The menaulion or menavlion (Greek: μεναύλιον), also menaulon or menavlon (μέναυλον) was a heavy spear with a length of 2.7 to 3.6 m (8 ft 10 in to 11 ft 10 in)[1] with a thick shaft, used by the Byzantine infantry as early as the 10th century AD, against enemy heavy cavalry.[2] To give it increased strength, whole oak or cornel saplings were preferably used. These were then tipped with a long blade of ca. 45 to 50 cm (18 to 20 in).[3]

Its use is attested by emperor Nikephoros Phokas in his treatise Praecepta Militaria, and by Nikephoros Ouranos and Leo VI the Wise in their Taktika. It is also described in the 10th-century treatise known as the Sylloge Tacticorum. The men who were carrying the menaulia (menaulatoi, sing. menaulatos) were deployed behind the battle line and were only ordered to advance in front before the enemy cavalry charge. They seem to have arrayed in a thin line directly in front of the first rank of the battle line,[4] although the Sylloge Tacticorum has the menaulatoi forming well before it, a tactic strongly condemned by Nikephoros Phokas.[5] Another proposed deployment was obliquely on the flanks of a friendly infantry formation, along with javelineers, in an attempt to directly attack the flanks of the advancing enemy.[6] They also deployed in the intervals between the heavy infantry formations of the Byzantine line along with light infantry to guard against enemy exploitation attempts. Within the encampment, they were positioned at the exits.[7]

In his work De Ceremoniis, Constantine VII Porphyrogenitus orders great numbers of menaulia to be produced.[8]

It has been proposed that the vinavlon mentioned in the 6th century AD by John Malalas in the sixth book of his Chronographia is an archaic form of the same weapon, although in Malalas' text it is carried by cavalrymen.


  1. ^ Nikephoros Ouranos, Taktika, 56.8
  2. ^ Timothy Dawson; Angus McBride (2007). Byzantine Infantryman: Eastern Roman Empire c.900-1204 (Volume 118 of Warrior Series). Osprey Publishing. p. 58. ISBN 978-1-84603-105-2.
  3. ^ Kazhdan, Alexander, ed. (1991). Oxford Dictionary of Byzantium.
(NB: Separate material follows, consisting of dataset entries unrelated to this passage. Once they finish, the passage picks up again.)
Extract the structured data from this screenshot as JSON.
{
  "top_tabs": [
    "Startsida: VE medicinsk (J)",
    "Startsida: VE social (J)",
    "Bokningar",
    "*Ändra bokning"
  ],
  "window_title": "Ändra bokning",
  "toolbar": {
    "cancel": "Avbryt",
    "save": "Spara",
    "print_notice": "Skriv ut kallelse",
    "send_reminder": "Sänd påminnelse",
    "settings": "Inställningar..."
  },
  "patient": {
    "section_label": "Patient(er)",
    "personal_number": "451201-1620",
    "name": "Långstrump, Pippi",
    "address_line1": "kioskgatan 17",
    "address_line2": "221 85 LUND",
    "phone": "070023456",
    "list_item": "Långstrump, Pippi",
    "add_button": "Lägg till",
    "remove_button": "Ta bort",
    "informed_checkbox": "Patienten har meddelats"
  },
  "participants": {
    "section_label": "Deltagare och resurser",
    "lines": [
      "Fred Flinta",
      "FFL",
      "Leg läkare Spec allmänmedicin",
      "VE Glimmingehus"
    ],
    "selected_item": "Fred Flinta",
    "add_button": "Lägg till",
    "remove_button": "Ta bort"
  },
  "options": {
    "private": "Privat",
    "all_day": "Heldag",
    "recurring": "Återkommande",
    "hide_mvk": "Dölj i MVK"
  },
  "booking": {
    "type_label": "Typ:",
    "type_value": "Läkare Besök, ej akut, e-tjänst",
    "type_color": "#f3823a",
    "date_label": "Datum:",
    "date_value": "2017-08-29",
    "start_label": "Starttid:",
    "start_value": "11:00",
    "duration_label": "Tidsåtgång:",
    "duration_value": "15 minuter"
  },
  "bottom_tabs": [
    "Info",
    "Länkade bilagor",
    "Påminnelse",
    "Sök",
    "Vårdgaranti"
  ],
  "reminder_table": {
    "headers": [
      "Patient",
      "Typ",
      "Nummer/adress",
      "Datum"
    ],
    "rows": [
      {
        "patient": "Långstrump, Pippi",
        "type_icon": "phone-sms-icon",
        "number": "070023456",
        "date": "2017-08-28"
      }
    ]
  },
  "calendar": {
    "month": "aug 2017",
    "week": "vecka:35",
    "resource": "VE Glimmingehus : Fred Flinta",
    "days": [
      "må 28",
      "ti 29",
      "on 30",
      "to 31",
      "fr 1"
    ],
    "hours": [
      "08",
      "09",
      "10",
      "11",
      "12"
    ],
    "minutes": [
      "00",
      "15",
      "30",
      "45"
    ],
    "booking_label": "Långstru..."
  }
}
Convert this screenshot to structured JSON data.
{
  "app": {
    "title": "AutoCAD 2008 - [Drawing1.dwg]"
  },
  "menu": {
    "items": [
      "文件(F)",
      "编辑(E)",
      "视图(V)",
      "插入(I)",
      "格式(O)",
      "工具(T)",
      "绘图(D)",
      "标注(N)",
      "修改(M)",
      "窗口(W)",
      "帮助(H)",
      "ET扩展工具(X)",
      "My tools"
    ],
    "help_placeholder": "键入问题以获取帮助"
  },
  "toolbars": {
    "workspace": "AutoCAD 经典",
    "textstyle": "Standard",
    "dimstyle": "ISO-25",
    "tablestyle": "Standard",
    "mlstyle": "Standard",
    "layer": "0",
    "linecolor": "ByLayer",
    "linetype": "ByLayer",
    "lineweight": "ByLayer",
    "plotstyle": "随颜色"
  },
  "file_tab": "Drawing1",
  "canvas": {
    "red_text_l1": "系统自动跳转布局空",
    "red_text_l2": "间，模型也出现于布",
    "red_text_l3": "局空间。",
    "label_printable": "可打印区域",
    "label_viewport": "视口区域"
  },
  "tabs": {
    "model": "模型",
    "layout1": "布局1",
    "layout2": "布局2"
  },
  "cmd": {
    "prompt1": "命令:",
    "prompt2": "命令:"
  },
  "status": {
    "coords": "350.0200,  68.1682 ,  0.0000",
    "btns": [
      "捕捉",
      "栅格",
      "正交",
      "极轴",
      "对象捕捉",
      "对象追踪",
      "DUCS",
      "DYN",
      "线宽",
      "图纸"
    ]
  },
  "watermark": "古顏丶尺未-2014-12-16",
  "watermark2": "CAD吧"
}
Oxford University Press. p. 2192. ISBN 978-0-19-504652-6.
  4. ^ Nikephoros Phokas, Praecepta Militaria, I.10
  5. ^ Nikephoros Phokas, Praecepta Militaria, I.9
  6. ^ Nikephoros Ouranos, Taktika, 56.13
  7. ^ Nikephoros Phokas, Praecepta Militaria, V.34
  8. ^ Constantine VII Porphyrogenitus, De Ceremoniis Aulae Byzantinae, II.44